William back at work for investiture ceremony as King fights cancer

The Prince of Wales was back at work supporting the King as the Duke of Sussex travelled home to America following a whirlwind trip to see their cancer-stricken father.

William hosted a Windsor Castle investiture ceremony and received “good wishes” for Charles, who earlier this week underwent his first treatment for an undisclosed type of cancer.

The future King had taken time off to support his family after the Princess of Wales underwent planned abdominal surgery on January 16, and returned to public duties once Kate’s care and recovery had settled.

But his first day back at work has found the monarchy dealing with the health scare surrounding his father, who is the head of state, and whose reign will pass the 17-month mark on Thursday.

Former England striker Ellen White, who was made an MBE for services to football, passed on to William her “best wishes” for the King, and sympathised with the monarchy, saying it must be a “difficult” time for the royal family.

Harry had been told, like other senior royals, personally by the King about his diagnosis, and quickly boarded a flight from California, spending around 45 minutes at Charles’ Clarence House home on Tuesday.

Charles looked relaxed later that day when, as he returned to Sandringham, he was seen in public for the first time since his cancer diagnosis was announced by Buckingham Palace on Monday.

Investitures at Windsor Castle
Suzanne Hutchinson, chif executive of Little Hearts Matter, was made an MBE at Windsor Castle (Yui Mok/PA)

But there was no meeting between the estranged siblings William and Harry, who have had a fractured relationship for a number of years, exacerbated after the Sussexes stepped down as working royals, moved to America and aired a string of grievances against the royal family.

The duke was photographed earlier at a VIP area of Heathrow Airport, around 24 hours after first arriving in the UK, as he began his journey back to America.

Charles has postponed all public-facing duties, but is continuing with behind-the-scenes work on his red boxes of state papers.

Downing Street took the unusual step of confirming details about a personal phone call between Rishi Sunak and the King this evening, where the Prime Minister is likely to have wished Charles well, ahead of their regular audiences resuming on February 21.

Ellen White
Ellen White was a member of England’s winning Euro 22 side (Andrew Matthews/PA)

William may step in to represent his father at an event, but no engagements are scheduled at the moment and the royal palaces will make arrangements if the need arises.

Kate left hospital last Monday and returned to Adelaide Cottage in Windsor to be reunited with her three children, but the 42-year-old future queen is not expected to return to official duties until after Easter.
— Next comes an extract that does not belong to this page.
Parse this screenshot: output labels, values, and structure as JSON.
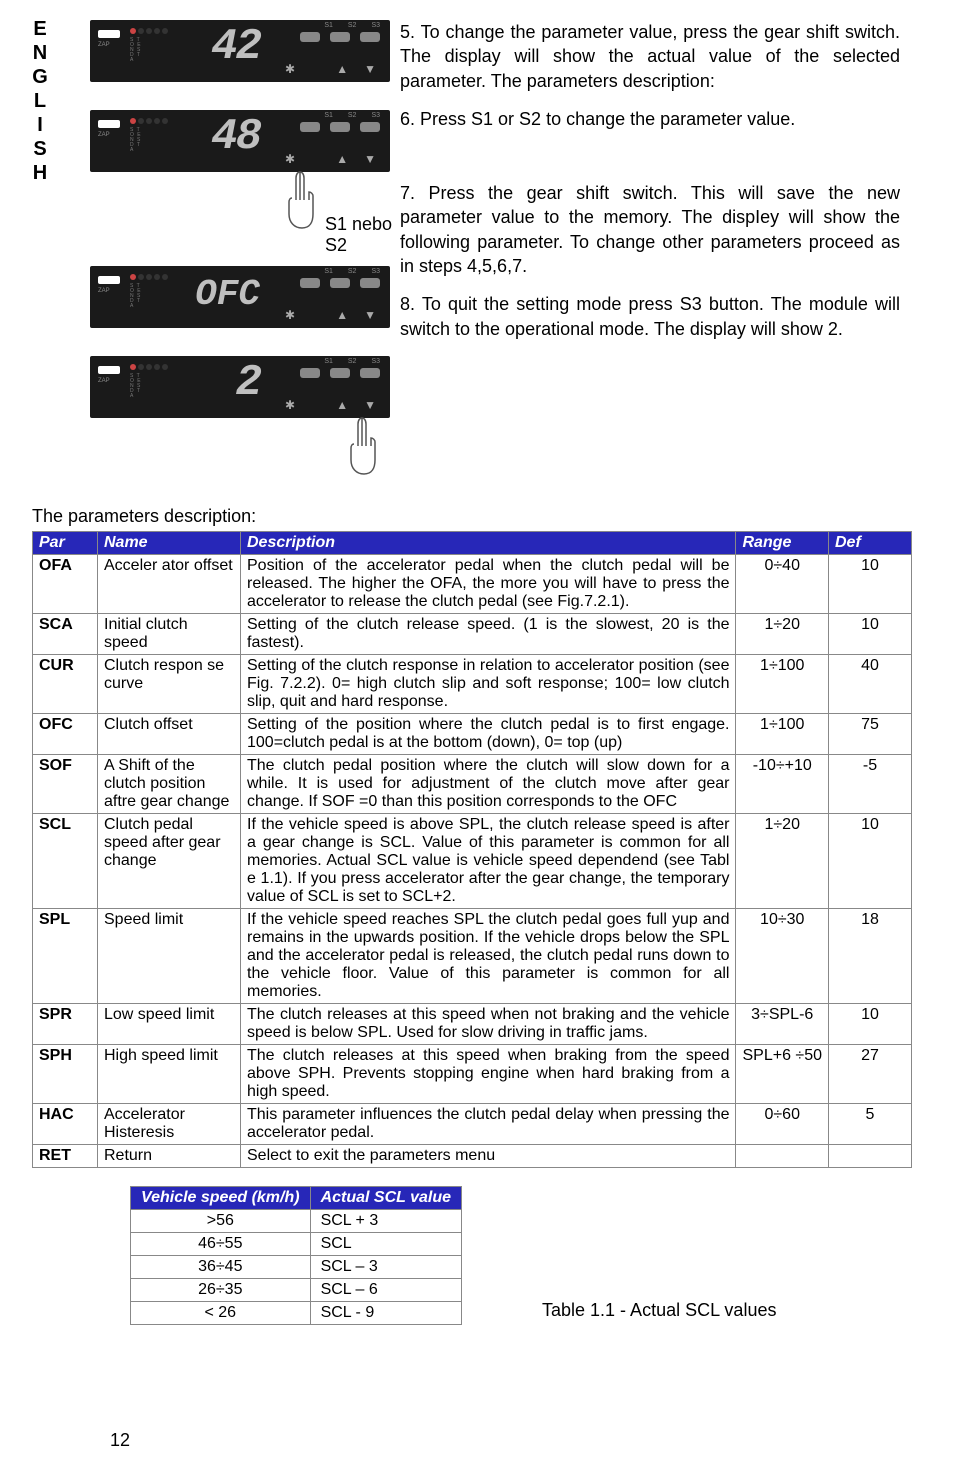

The prince last carried out a major royal event more than three weeks ago, when he travelled to Leeds to make former Leeds Rhinos team-mates Rob Burrow and Kevin Sinfield each a CBE for raising funds and awareness for motor neurone disease.

At the same private hospital that cared for Kate, the King received treatment for an enlarged prostate and was discharged the same day as his daughter-in-law, before Buckingham Palace announced on Monday Charles had been diagnosed with a “form of cancer”.

The King
The King is being treated for ‘a form of cancer’ (James Manning/PA)

White chatted briefly to William, president of the Football Association, during the investiture ceremony and said afterwards it must be a “difficult” time for the royal family.

The former striker, who was part of England’s Euro 2022 winning team, said to the PA news agency about the conversation: “I sent my best wishes to the King.

“I just think, you know, it must be a difficult time for the family.”

David Shreeve, who co-founded the Conservation Foundation charity with TV botanist David Bellamy, was made an MBE and said after the ceremony: “I did say to him at the end that I wished both his wife and his dad good luck.

“He said he appreciated it,” added Mr Shreeve, who was recognised for services to the environment.